Experts in the Costa del Sol property market warn of a moderation in the pace of sales and a slowdown in house prices in Marbella and its area of influence, known as the Golden Triangle, which includes Benahavís and Estepona.
The uncertainty generated by Brexit and the future of relations between Britain and the European Union and the slowdown of the international economy are holding back sustained growth in the property market that began in 2010, according to a report by the real estate company Diana Morales Properties Knight Frank, which has operated in Marbella since 1978.

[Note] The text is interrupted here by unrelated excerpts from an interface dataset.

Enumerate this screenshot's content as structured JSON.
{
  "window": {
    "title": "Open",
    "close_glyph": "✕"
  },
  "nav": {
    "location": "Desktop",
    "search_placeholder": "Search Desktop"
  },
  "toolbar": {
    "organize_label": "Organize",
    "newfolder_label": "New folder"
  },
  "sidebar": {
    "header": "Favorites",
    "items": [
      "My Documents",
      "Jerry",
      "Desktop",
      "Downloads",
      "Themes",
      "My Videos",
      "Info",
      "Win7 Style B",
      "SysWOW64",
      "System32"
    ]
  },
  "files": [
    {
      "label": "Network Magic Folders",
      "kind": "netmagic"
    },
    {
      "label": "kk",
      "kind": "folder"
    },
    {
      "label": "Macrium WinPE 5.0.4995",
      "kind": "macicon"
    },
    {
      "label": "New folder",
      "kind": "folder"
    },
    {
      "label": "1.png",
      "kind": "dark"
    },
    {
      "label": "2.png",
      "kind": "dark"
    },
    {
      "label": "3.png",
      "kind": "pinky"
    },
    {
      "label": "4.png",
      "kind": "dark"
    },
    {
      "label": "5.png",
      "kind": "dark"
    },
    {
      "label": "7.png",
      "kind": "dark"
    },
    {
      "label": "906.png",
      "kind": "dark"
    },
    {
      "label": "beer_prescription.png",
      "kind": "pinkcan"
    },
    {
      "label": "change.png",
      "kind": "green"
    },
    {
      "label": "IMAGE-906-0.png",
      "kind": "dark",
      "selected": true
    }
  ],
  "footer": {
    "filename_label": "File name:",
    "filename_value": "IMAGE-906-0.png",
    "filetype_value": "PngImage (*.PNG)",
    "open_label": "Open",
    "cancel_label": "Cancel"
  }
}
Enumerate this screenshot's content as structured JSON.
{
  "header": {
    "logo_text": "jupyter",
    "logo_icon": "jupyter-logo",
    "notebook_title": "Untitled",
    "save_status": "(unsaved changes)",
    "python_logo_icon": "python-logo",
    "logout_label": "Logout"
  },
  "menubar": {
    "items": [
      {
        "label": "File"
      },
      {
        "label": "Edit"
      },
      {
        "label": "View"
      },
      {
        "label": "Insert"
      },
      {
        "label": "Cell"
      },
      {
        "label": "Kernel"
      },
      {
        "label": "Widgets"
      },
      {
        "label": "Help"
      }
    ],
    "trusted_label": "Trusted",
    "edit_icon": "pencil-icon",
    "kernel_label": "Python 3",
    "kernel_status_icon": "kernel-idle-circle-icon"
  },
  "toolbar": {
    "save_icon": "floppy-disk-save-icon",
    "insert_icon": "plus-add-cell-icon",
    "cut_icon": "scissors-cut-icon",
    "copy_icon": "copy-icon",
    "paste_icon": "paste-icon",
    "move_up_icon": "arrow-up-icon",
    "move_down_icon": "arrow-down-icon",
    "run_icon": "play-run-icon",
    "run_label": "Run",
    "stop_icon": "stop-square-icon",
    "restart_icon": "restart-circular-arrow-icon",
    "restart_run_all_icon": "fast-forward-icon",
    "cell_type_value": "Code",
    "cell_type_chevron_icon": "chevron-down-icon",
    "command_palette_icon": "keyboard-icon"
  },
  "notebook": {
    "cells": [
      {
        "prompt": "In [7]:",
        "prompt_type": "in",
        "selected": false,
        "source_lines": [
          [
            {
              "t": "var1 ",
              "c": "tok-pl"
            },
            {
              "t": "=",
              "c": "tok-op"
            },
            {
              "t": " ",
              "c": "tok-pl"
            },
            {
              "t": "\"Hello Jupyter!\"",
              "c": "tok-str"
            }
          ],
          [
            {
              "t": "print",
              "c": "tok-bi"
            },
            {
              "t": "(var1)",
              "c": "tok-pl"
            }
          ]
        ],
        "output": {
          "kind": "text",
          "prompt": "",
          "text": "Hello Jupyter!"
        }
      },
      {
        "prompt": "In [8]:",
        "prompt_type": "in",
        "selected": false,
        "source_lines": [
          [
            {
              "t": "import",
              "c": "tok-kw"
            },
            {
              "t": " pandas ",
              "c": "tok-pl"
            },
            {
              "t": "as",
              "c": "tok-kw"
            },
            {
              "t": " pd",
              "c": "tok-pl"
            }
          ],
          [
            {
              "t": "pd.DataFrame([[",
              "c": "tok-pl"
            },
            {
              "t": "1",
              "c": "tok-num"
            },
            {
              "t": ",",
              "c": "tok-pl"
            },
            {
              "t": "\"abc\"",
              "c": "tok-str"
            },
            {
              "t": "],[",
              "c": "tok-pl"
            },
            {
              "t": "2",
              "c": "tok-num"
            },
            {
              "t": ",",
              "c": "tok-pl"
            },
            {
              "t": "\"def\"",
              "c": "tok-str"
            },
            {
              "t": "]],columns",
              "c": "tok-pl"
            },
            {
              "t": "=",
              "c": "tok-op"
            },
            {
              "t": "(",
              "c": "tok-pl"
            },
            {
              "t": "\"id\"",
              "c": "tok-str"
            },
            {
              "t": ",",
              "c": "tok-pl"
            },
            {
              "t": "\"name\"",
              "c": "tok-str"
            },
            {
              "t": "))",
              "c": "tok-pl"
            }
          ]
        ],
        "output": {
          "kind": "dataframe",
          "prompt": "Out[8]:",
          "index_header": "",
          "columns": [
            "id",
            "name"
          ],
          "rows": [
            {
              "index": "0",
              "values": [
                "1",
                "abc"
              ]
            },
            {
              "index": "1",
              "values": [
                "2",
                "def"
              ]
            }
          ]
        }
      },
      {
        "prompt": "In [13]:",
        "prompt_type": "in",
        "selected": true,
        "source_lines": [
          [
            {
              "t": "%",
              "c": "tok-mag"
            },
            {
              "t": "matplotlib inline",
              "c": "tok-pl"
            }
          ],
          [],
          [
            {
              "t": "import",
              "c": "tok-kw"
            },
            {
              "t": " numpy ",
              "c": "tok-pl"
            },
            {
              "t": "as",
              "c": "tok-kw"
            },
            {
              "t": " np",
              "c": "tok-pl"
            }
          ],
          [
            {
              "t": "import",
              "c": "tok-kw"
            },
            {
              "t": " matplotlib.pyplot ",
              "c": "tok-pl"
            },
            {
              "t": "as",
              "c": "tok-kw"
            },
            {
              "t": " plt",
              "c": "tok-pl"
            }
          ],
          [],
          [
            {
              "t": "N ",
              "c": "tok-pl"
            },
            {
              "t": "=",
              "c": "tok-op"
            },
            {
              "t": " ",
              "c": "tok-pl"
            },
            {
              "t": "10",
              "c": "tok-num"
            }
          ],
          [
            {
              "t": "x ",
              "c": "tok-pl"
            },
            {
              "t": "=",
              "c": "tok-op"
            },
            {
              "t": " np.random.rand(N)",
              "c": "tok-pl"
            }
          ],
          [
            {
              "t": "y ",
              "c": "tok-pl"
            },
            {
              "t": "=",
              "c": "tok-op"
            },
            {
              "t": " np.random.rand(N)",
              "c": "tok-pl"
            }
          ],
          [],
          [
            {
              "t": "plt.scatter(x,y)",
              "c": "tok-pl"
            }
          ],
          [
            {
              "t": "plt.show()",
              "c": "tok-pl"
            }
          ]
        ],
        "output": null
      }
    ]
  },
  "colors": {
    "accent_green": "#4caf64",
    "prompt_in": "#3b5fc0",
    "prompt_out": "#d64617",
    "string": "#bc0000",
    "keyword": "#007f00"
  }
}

Another factor that, according to the analysis, has also cooled sales in the municipality is the fact that Marbella is “in the process of resolving its General Urban Development Plan” after, in 2015, the Supreme Court annulled the 2010 PGOU and the municipal Corporation had to recover the planning of 1986, more than 30 years old.
Municipalities adjacent to Marbella, such as Ojén or Mijas, “have done their homework and have offered developers and customers a wide range of options to meet their needs,” which has allowed them to absorb much of the Costa del Sol property market development, although, the study warns, the increase in prices in these localities has meant a “gradual cooling of interest.
Uncertainty about Brexit “alienates” buyers from the United Kingdom, which, despite being the largest national group in Marbella and the rest of Spain, represent 15 percent of sales compared to 21 percent a few years ago.
The decline has been compensated by an upturn in domestic buyers and especially in the Nordic countries, such as Sweden or Norway, central Europe, such as France, Belgium or Holland, and Arab countries. “All of these regions have solid economic growth and find the Costa del Sol an affordable destination. In fact, Easter is one of the periods used by potential buyers to visit and learn first-hand about their future acquisitions,” the report adds.
The study warns, however, that the forecasts of growth of these economies for this year and 2020, below two percent, and a “lower activity of European and American investment funds” point to “a cooling of large fortunes in the near future,” to which are added the increases in land and construction of buildings.